Could you filter the records below down to the lines that include the word "structured"?

MATERIAL FOR THIS TASK:
------

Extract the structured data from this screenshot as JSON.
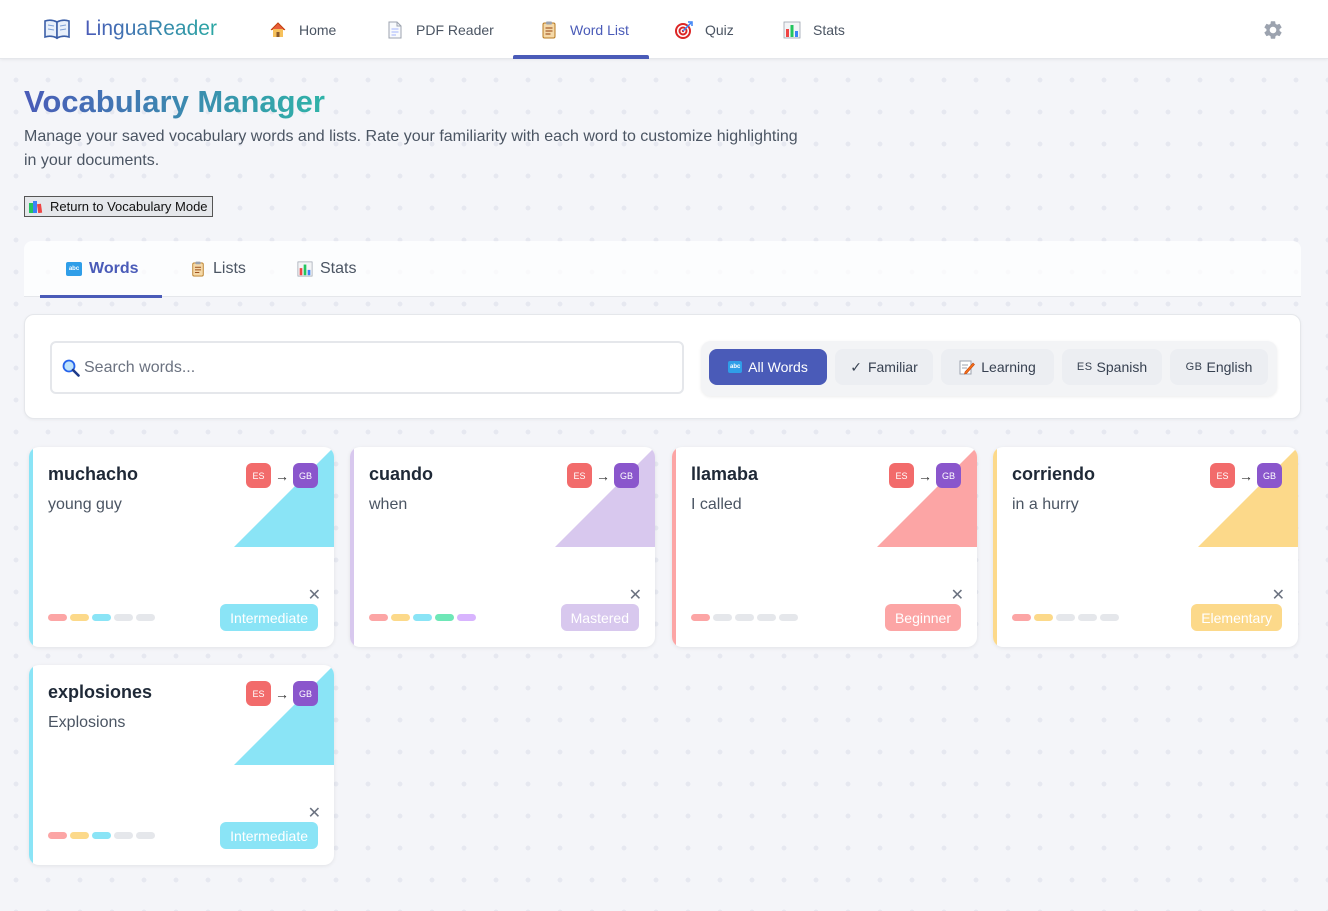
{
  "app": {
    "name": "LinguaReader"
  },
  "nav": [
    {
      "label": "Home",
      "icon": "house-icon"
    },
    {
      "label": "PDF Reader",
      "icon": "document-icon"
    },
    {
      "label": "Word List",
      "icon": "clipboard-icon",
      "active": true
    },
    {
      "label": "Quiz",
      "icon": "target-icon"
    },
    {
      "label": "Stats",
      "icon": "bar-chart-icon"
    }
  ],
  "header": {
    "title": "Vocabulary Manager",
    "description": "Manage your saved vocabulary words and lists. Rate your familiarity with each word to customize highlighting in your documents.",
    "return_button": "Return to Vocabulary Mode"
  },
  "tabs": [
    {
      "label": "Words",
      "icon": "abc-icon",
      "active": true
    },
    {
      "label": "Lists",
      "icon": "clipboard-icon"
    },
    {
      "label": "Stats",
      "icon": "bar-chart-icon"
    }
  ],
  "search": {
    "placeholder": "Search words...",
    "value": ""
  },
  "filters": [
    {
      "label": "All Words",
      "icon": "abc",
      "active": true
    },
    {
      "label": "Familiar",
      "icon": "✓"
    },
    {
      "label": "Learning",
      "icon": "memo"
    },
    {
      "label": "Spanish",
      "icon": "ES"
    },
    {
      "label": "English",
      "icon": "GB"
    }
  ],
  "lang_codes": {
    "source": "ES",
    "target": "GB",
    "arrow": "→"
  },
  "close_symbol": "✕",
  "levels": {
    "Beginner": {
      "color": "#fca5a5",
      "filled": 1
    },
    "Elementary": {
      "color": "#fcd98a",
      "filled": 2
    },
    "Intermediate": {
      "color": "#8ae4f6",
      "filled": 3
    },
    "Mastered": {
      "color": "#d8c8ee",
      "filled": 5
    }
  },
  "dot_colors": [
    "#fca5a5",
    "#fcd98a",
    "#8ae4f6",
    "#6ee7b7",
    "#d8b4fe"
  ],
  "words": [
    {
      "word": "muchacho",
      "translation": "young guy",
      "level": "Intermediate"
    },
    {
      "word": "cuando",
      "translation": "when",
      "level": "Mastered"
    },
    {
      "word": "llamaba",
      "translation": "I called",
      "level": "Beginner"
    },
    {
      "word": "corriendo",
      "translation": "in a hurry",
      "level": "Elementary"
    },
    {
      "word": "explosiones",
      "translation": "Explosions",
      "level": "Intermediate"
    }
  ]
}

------

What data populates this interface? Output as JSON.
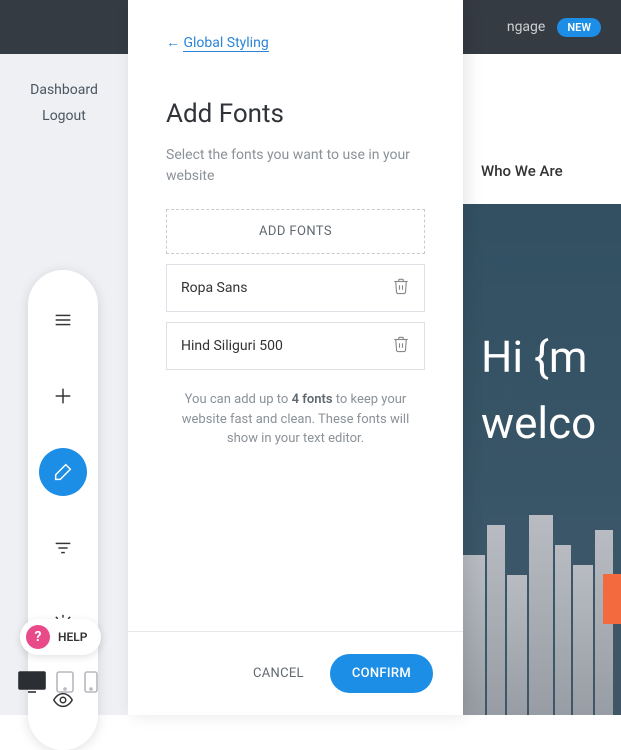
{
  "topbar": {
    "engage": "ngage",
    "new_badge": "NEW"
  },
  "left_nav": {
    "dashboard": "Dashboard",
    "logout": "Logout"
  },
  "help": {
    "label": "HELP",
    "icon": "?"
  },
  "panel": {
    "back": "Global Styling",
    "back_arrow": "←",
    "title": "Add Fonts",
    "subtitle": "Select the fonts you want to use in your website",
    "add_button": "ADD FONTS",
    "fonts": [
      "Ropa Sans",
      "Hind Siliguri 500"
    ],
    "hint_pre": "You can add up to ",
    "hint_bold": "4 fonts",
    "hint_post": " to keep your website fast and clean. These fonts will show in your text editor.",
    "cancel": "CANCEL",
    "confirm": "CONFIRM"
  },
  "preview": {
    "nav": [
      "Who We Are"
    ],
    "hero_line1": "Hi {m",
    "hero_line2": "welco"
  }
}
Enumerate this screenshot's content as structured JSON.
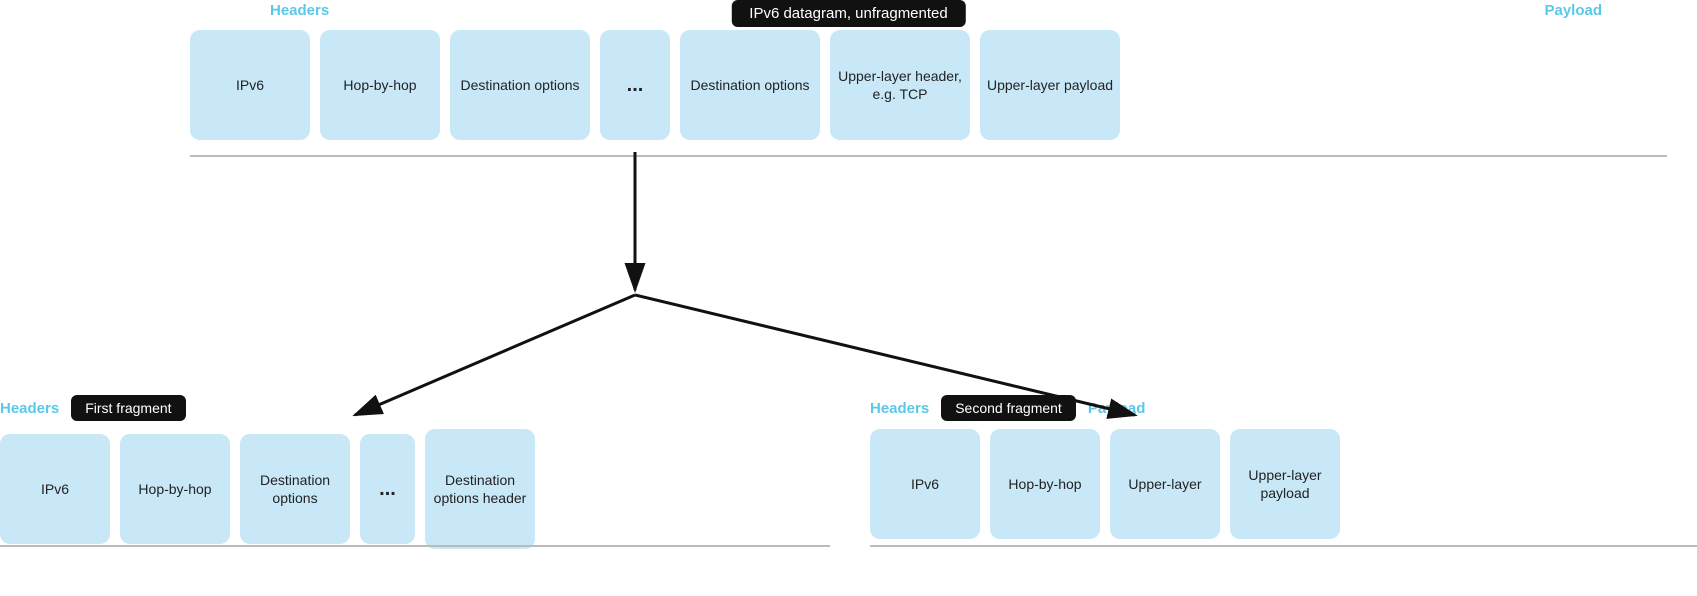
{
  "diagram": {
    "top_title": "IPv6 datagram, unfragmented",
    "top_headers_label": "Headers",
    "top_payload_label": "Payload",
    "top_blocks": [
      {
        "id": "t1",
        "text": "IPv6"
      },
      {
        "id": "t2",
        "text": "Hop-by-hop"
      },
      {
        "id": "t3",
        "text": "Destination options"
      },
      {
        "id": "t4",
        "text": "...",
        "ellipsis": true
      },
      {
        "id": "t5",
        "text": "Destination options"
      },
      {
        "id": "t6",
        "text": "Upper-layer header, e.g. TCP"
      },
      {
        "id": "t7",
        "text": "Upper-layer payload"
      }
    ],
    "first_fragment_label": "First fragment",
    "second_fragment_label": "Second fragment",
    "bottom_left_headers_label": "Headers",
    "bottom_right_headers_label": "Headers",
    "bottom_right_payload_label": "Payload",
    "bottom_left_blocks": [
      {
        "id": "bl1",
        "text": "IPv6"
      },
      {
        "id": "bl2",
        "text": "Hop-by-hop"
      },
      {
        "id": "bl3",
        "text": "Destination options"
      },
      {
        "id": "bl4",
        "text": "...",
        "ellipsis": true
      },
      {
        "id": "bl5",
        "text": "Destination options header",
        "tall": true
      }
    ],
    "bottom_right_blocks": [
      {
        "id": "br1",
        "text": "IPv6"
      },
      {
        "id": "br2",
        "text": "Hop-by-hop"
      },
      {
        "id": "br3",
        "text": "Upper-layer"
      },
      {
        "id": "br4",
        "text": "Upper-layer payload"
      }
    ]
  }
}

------

SOLUTION BELOW:
Extract the structured data from this screenshot as JSON.
Enumerate this screenshot's content as structured JSON.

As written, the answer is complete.